Although auto paper has become more difficult to securitize, the tightened credit market is not the primary cause for the drop in vehicle sales. Fear and lack of knowledge about the country’s financial health are the underlying causes of consumers’ reluctance to spend money.

Without a doubt, the financial services industry is in turmoil. However, certain sectors of the industry are in better shape than many media reports have led consumers to believe. Specifically, vehicle financing still remains available to qualified borrowers. And steps taken in recent months by Congress, the Treasury Department and the Federal Reserve have the potential to restore confidence to the troubled credit markets.

Credit markets have seized up primarily due to the unwillingness of banks to lend their cash reserves. When this happens, credit is not extended to those who need it — farmers do not receive funds to purchase seed or machinery, small businesses cannot get start-up loans or money to meet payroll obligations, and students and their parents have difficulty obtaining loans to finance a college education. In the vehicle finance industry, this means auto paper is more difficult to securitize. Interestingly, there is plenty of money in the market, but it is not moving because banks lack confidence in other institutions’ ability to repay those funds.

Every sector of the financial services industry has been impacted, and vehicle financing is no exception. And with auto sales accounting for as much as 20 percent of state tax revenue, a continued decline in vehicle finance sales could have huge repercussions, especially with states like California requesting $7 billion in federal loans for day-to-day operations.

Many consumers — particularly those with good credit — are not seeking loans or applying for credit in these turbulent times. The misconception that borrowers need flawless credit to get a loan for a vehicle or any other purpose is keeping many consumers out of dealerships. Yet financing remains available to qualified borrowers, as most vehicle finance companies have not changed their criteria for granting credit. In fact, one vehicle finance company is offering zero-percent financing on 11 models with terms ranging from 36 to 60 months. Members of AFSA have always worked with borrowers up and down the credit spectrum, and will continue to do so.

The Emergency Economic Stabilization Act of 2008 (EESA) aims to inject liquidity into the marketplace and restore consumer confidence. The purpose of the rescue package is to allow the Treasury Department to buy up the troubled assets owned by financial institutions, thereby removing the fear other institutions have about those assets. While banks may be wary of lending to one another, the federal government can act as an intermediary.

Because it has the biggest balance sheet, the government can exercise patience in buying and holding assets for longer periods of time than compared to financial institutions. Additionally, by buying loan portfolios from financial institutions, the Treasury will free up credit lines across the spectrum.

Although the EESA’s definition of “financial institution” is rather broad, it is hard to see how the Treasury Department could not recognize that auto paper is critical to financial market stability.

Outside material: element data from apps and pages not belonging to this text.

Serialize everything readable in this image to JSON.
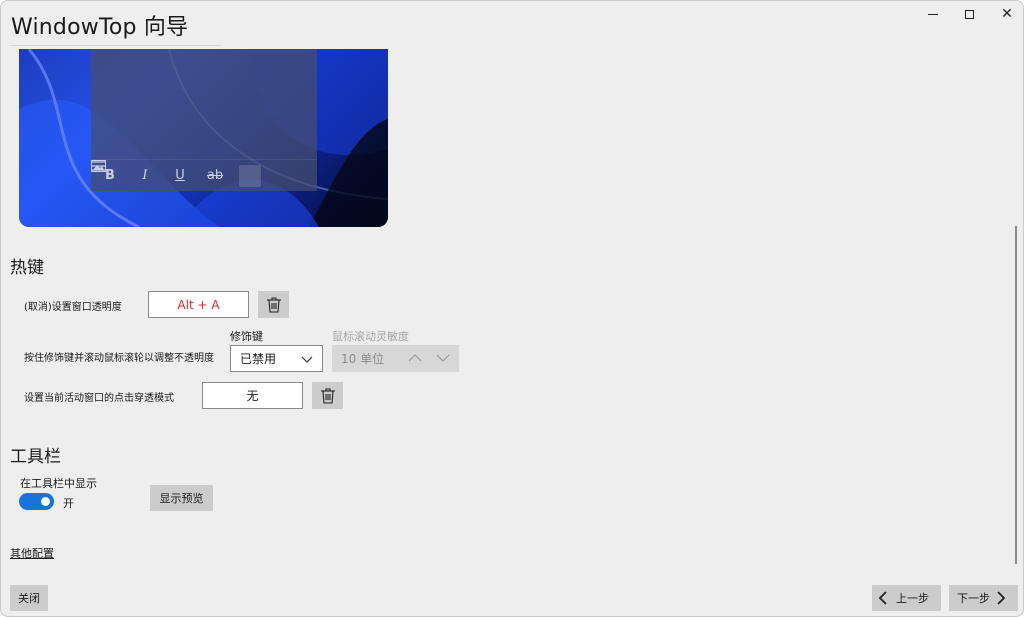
{
  "window": {
    "title": "WindowTop 向导"
  },
  "preview": {
    "toolbar_icons": [
      "bold-icon",
      "italic-icon",
      "underline-icon",
      "strikethrough-icon",
      "list-icon",
      "image-icon"
    ],
    "toolbar_labels": [
      "B",
      "I",
      "U",
      "ab",
      "",
      ""
    ]
  },
  "hotkeys": {
    "section_title": "热键",
    "row1_label": "(取消)设置窗口透明度",
    "row1_value": "Alt + A",
    "row2_label": "按住修饰键并滚动鼠标滚轮以调整不透明度",
    "modifier_header": "修饰键",
    "modifier_value": "已禁用",
    "sensitivity_header": "鼠标滚动灵敏度",
    "sensitivity_value": "10 单位",
    "row3_label": "设置当前活动窗口的点击穿透模式",
    "row3_value": "无"
  },
  "toolbar": {
    "section_title": "工具栏",
    "show_label": "在工具栏中显示",
    "toggle_state": "开",
    "toggle_on": true,
    "preview_button": "显示预览"
  },
  "other_config_link": "其他配置",
  "footer": {
    "close_button": "关闭",
    "prev_button": "上一步",
    "next_button": "下一步"
  },
  "colors": {
    "accent": "#1a73d9",
    "hotkey_text": "#d62b2b"
  }
}
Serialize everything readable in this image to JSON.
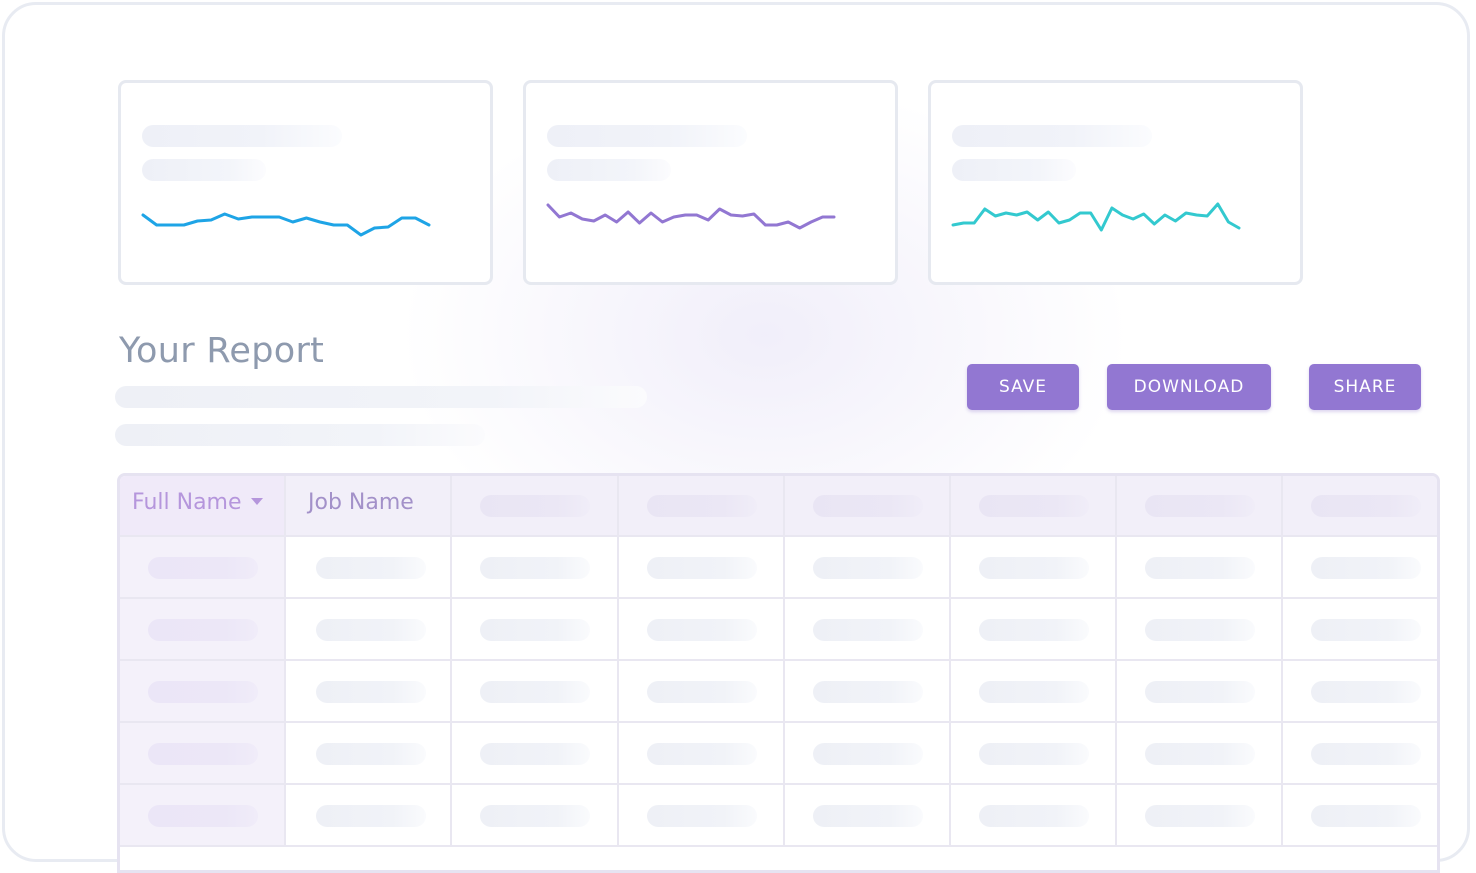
{
  "cards": [
    {
      "name": "card-1",
      "color": "#1ea4e6",
      "sparkline": [
        10,
        0,
        0,
        0,
        4,
        5,
        11,
        6,
        8,
        8,
        8,
        3,
        7,
        3,
        0,
        0,
        -10,
        -3,
        -2,
        7,
        7,
        0
      ]
    },
    {
      "name": "card-2",
      "color": "#9277d2",
      "sparkline": [
        20,
        8,
        12,
        6,
        4,
        10,
        3,
        13,
        2,
        12,
        3,
        8,
        10,
        10,
        5,
        16,
        10,
        9,
        11,
        0,
        0,
        3,
        -3,
        3,
        8,
        8
      ]
    },
    {
      "name": "card-3",
      "color": "#33c9cf",
      "sparkline": [
        0,
        2,
        2,
        16,
        9,
        12,
        10,
        13,
        5,
        13,
        2,
        5,
        12,
        12,
        -5,
        17,
        10,
        6,
        11,
        1,
        10,
        4,
        12,
        10,
        9,
        21,
        3,
        -3
      ]
    }
  ],
  "report": {
    "title": "Your Report"
  },
  "actions": {
    "save": "SAVE",
    "download": "DOWNLOAD",
    "share": "SHARE"
  },
  "table": {
    "headers": [
      "Full Name",
      "Job Name"
    ]
  }
}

Under the EESA, the Treasury could have started buying troubled assets from banks before the passage of the financial relief package in October. Treasury Secretary Henry Paulson had already appointed staff to put the mechanism in motion, naming Assistant Treasury Secretary for International Economics and Development Neel Kashkari to oversee the Troubled Assets Relief Program and the newly created Office of Financial Stability on Oct. 6. The auction piece of the bill, however, will take longer to get under way.

The Federal Reserve Board is also working to get credit flowing again. On Oct. 7, the Board created an entity to buy three months of unsecured and asset-backed commercial paper directly from eligible companies.

Markets will need some time to fully recover, but with the actions taken by Congress, the Treasury Department and the Federal Reserve Board, we are heading in the right direction. Money and customers still abound, but they need some encouragement to return to the marketplace.

Chris Stinebert is the president and CEO of the Washington, D.C.-based American Financial Services Association, a national trade association for the consumer credit industry. He can be reached at [email protected].